Afghanistan produced an estimated 185 tons of opium in 2001, when the US invaded. Production reached a record 8,200 tons (over 44 times as much) in 2008. In 2013 production was 5,500 tons. From Alfred W. McCoy at tomdispatch.com:
After nine months of confusion, chaos, and cascading tweets, Donald Trump’s White House has finally made one thing crystal clear: the U.S. is staying in Afghanistan to fight and — so they insist — win. “The killers need to know they have nowhere to hide, that no place is beyond the reach of American might,” said the president in August, trumpeting his virtual declaration of war on the Taliban. Overturning Barack Obama’s planned (and stalled) drawdown in Afghanistan, Secretary of Defense James Mattis announced that the Pentagon would send 4,000 more soldiers to fight there, bringing American troop strength to nearly 15,000.

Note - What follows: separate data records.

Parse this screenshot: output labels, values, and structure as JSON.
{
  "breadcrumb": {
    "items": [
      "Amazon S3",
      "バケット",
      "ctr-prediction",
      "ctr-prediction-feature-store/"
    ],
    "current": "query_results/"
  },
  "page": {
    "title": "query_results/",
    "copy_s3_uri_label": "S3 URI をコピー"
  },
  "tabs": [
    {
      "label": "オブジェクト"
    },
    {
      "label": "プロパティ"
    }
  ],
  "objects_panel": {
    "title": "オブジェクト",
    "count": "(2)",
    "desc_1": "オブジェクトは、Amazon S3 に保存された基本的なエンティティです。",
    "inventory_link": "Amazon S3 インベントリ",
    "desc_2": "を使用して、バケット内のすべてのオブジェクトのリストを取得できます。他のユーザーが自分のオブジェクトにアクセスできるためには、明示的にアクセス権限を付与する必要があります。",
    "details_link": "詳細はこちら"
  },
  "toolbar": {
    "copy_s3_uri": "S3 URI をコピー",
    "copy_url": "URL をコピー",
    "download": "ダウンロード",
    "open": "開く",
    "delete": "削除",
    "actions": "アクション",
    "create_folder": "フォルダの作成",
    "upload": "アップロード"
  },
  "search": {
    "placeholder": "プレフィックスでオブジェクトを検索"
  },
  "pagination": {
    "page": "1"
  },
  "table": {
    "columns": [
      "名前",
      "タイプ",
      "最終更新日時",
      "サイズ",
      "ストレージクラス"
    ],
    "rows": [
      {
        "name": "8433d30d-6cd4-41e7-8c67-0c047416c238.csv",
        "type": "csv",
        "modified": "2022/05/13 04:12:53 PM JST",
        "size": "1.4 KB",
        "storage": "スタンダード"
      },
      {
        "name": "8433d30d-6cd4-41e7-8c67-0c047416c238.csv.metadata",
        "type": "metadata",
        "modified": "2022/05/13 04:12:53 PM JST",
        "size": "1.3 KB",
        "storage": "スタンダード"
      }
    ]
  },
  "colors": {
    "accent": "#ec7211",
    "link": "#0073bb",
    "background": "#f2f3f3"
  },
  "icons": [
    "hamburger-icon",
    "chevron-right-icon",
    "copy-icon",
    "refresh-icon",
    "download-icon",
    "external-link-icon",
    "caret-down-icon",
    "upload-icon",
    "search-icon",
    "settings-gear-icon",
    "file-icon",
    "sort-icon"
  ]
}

In October, as that new mini-escalation was ramping up, the CIA leaked to the New York Times news of a complementary covert surge with lethal drone strikes and “highly experienced” Agency paramilitary teams being dispatched to “hunt and kill” Taliban guerrillas, both ordinary fighters and top officials. “This is unforgiving, relentless,” intoned CIA Director Mike Pompeo, promising a wave of extrajudicial killings reminiscent of the Agency’s notorious Phoenix Program during the Vietnam War. CIA paramilitary officers, reported the Times, will lead Special Forces operatives, both Afghan and American, in expanded counterterrorism operations that, in the past, “have been accused of indiscriminately killing Afghan civilians.” In short, it’s game on in Afghanistan.
After 16 years of continuous war in that country, the obvious question is: Does this new campaign have any realistic chance of success, no less victory? To answer that, another question must be asked: How has the Taliban managed to expand in recent years despite intensive U.S. operations and a massive air campaign, as well as the endless and endlessly expensive training of Afghan security forces? After all, the Afghan War is not only the longest in U.S. history, but also one of the largest, peaking at 101,000 American troops in country during President Obama’s surge of 2010-2011.